Problem details »
All lines of the listing that contain "color" should be shown in full.

============================================================

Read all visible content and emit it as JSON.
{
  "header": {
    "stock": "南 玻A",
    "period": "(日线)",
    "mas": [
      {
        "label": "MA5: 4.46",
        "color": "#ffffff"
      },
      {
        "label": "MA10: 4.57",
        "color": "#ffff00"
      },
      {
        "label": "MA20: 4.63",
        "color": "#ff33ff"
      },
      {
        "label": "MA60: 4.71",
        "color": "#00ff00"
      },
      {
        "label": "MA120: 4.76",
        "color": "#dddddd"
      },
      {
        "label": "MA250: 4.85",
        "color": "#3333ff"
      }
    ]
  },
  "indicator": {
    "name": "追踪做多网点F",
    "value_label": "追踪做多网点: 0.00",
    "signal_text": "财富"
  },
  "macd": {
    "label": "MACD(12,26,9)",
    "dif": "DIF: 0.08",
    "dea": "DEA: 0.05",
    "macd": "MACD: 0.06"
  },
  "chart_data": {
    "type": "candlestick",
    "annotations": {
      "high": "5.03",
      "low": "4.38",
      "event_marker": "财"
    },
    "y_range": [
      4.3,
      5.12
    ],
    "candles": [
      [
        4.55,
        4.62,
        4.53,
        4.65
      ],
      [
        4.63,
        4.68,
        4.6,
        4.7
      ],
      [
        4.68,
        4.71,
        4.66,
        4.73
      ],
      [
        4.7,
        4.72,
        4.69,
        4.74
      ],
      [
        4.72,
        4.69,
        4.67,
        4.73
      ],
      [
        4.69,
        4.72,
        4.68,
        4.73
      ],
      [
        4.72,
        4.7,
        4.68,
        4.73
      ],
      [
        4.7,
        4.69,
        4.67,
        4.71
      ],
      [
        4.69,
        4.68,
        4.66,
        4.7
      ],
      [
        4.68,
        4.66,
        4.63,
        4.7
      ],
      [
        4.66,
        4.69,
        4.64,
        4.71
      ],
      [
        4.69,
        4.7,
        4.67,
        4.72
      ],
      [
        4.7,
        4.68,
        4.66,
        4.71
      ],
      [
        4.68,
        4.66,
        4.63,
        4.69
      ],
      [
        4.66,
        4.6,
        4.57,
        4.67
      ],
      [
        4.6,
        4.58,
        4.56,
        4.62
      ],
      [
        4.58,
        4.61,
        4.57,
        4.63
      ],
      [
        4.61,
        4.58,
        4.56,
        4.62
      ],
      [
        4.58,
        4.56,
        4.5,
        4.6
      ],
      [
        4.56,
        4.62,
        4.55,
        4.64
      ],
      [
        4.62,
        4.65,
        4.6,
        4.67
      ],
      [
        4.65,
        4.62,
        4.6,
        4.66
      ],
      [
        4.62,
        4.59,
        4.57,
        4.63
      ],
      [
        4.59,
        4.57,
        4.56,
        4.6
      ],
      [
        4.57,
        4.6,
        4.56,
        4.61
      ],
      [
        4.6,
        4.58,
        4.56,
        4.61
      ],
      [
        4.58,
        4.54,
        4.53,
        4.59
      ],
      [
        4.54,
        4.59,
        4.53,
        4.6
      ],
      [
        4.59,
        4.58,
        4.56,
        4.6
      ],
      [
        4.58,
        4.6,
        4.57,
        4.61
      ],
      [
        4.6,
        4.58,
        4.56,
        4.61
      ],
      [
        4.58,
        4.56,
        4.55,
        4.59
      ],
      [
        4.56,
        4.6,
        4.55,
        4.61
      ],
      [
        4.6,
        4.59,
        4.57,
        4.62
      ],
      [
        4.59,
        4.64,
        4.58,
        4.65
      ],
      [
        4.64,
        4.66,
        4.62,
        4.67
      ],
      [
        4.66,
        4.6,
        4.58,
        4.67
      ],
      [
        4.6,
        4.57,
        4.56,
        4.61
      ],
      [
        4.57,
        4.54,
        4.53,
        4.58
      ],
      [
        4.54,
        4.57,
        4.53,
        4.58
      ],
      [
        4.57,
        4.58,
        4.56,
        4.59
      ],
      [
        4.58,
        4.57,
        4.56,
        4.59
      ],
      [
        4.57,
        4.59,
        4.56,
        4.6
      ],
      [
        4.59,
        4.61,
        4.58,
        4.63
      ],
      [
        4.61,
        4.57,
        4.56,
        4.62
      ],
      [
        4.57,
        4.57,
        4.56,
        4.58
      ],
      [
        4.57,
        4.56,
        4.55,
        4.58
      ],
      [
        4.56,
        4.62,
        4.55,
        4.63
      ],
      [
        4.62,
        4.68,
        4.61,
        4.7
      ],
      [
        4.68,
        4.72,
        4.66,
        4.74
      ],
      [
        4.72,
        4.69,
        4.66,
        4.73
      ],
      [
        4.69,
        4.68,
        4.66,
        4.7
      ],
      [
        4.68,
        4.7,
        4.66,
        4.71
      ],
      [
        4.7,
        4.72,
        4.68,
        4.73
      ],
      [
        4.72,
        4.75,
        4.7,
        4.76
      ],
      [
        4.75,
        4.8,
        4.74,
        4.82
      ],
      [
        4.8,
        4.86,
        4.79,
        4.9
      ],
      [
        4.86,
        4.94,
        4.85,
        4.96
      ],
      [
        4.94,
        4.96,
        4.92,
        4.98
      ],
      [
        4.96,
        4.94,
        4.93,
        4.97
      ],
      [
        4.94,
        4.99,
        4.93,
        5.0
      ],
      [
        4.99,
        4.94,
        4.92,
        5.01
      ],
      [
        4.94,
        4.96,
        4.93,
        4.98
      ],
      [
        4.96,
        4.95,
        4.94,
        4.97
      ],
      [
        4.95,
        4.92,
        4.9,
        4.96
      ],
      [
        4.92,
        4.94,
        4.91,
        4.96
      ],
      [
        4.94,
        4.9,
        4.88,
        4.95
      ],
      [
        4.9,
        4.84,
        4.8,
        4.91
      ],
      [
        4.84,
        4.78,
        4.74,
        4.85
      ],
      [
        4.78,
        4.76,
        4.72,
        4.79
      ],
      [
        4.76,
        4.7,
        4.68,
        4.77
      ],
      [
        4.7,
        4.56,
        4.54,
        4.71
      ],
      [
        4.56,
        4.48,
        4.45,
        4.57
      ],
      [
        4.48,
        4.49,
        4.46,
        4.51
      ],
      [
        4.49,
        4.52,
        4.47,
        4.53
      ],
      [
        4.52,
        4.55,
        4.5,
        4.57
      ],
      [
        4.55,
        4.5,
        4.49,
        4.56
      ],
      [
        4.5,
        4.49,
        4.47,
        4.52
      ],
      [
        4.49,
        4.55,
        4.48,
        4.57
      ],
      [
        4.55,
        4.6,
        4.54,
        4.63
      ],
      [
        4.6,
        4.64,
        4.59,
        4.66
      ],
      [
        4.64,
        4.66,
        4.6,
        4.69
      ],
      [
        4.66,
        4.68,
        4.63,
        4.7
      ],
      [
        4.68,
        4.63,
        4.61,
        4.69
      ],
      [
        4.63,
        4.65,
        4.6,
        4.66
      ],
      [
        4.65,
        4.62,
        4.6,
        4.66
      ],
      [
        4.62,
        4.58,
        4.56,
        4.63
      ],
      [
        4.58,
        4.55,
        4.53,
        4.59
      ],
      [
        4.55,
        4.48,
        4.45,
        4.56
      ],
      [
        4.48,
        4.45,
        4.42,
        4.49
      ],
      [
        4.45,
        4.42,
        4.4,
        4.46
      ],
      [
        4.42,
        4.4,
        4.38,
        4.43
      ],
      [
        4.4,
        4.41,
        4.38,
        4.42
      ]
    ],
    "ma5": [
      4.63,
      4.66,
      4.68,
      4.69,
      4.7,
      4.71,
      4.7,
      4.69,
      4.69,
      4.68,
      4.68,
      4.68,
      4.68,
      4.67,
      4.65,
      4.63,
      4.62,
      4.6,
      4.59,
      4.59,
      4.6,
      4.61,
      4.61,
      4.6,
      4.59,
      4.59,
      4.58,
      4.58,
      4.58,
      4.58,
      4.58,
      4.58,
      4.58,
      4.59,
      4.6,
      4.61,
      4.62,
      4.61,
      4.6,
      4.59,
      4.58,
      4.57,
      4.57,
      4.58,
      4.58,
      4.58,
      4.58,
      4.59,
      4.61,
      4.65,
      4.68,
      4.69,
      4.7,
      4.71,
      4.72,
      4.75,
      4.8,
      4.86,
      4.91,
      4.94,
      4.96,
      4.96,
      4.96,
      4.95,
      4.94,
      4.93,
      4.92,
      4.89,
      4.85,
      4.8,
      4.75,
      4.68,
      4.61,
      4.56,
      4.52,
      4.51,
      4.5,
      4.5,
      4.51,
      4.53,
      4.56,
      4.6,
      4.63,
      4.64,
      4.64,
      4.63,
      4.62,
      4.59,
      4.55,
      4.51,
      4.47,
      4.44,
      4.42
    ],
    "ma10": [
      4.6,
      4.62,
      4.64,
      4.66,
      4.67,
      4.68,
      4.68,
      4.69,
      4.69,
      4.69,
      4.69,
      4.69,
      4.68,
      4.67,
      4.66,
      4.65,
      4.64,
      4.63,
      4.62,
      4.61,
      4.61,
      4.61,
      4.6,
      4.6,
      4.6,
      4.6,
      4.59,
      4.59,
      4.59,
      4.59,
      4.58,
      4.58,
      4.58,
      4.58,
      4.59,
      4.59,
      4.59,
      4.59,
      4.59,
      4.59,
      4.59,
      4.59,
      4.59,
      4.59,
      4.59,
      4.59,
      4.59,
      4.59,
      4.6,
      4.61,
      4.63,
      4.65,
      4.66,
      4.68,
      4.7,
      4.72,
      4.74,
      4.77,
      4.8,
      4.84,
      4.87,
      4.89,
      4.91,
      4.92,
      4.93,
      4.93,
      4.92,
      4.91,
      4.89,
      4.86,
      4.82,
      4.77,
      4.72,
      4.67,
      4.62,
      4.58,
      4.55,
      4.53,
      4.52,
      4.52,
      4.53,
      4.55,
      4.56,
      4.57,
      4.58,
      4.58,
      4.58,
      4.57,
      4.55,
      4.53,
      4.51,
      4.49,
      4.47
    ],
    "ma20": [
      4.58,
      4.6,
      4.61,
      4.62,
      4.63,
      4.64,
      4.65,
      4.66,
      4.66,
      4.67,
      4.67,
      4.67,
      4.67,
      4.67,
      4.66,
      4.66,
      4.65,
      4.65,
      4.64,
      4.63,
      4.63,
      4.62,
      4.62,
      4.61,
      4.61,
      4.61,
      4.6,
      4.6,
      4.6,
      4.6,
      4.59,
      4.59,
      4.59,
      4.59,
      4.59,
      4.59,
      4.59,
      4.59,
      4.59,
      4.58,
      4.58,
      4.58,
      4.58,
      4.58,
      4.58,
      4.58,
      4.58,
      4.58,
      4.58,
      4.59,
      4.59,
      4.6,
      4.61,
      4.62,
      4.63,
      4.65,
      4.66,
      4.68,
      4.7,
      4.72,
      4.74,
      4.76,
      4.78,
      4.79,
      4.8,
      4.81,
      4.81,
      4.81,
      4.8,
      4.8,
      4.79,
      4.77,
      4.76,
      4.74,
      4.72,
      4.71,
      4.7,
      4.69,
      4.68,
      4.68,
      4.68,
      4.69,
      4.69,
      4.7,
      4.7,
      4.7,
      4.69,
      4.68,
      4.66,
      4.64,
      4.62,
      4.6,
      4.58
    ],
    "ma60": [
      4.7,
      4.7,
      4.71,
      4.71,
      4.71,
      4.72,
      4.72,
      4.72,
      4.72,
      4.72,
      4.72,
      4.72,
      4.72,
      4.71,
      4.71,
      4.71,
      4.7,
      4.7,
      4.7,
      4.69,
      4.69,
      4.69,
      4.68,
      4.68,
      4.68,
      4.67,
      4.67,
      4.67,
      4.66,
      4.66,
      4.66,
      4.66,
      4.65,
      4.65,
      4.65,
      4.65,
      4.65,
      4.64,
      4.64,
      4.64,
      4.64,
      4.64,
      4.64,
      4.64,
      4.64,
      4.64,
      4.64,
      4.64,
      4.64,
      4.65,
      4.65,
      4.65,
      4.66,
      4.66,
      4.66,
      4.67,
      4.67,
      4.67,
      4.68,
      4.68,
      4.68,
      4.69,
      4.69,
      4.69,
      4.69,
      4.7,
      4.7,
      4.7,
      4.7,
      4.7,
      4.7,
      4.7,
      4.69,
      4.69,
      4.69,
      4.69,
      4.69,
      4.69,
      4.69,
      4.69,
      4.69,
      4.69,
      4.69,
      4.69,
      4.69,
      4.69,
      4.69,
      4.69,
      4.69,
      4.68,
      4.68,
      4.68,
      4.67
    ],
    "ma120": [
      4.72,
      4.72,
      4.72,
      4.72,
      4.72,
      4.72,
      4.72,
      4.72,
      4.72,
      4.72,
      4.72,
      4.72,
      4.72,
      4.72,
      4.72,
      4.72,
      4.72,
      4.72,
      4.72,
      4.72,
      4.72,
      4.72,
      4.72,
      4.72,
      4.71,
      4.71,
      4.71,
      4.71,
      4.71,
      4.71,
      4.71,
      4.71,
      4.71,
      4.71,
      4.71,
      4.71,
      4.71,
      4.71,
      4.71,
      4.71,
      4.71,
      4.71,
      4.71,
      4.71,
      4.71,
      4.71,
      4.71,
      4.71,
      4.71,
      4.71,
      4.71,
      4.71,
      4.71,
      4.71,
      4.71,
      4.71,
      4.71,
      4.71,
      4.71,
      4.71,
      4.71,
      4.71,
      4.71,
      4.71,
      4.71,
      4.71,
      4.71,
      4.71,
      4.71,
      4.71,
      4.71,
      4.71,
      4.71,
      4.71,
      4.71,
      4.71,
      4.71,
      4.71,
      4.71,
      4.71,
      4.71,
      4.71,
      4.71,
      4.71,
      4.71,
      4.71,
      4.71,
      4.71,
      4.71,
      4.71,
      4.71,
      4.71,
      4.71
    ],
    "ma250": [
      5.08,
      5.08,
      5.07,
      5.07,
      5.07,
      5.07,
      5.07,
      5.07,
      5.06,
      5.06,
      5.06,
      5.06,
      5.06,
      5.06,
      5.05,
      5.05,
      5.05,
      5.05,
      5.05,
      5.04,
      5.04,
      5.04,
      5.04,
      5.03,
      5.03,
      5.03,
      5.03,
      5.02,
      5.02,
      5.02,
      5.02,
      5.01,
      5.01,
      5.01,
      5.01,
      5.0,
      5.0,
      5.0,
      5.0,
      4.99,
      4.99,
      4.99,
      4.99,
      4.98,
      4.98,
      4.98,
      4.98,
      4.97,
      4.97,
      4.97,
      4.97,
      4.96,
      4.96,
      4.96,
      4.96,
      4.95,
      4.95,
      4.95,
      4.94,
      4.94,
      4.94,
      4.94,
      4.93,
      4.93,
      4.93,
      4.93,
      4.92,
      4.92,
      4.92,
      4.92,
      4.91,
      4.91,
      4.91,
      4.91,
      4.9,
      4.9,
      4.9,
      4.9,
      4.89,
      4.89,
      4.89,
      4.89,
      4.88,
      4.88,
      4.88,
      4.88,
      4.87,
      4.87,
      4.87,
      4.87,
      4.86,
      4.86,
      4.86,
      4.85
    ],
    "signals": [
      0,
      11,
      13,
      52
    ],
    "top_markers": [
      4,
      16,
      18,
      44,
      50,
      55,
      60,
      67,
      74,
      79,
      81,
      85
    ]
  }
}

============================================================

Answer to this task »
        "color": "#ffffff"
        "color": "#ffff00"
        "color": "#ff33ff"
        "color": "#00ff00"
        "color": "#dddddd"
        "color": "#3333ff"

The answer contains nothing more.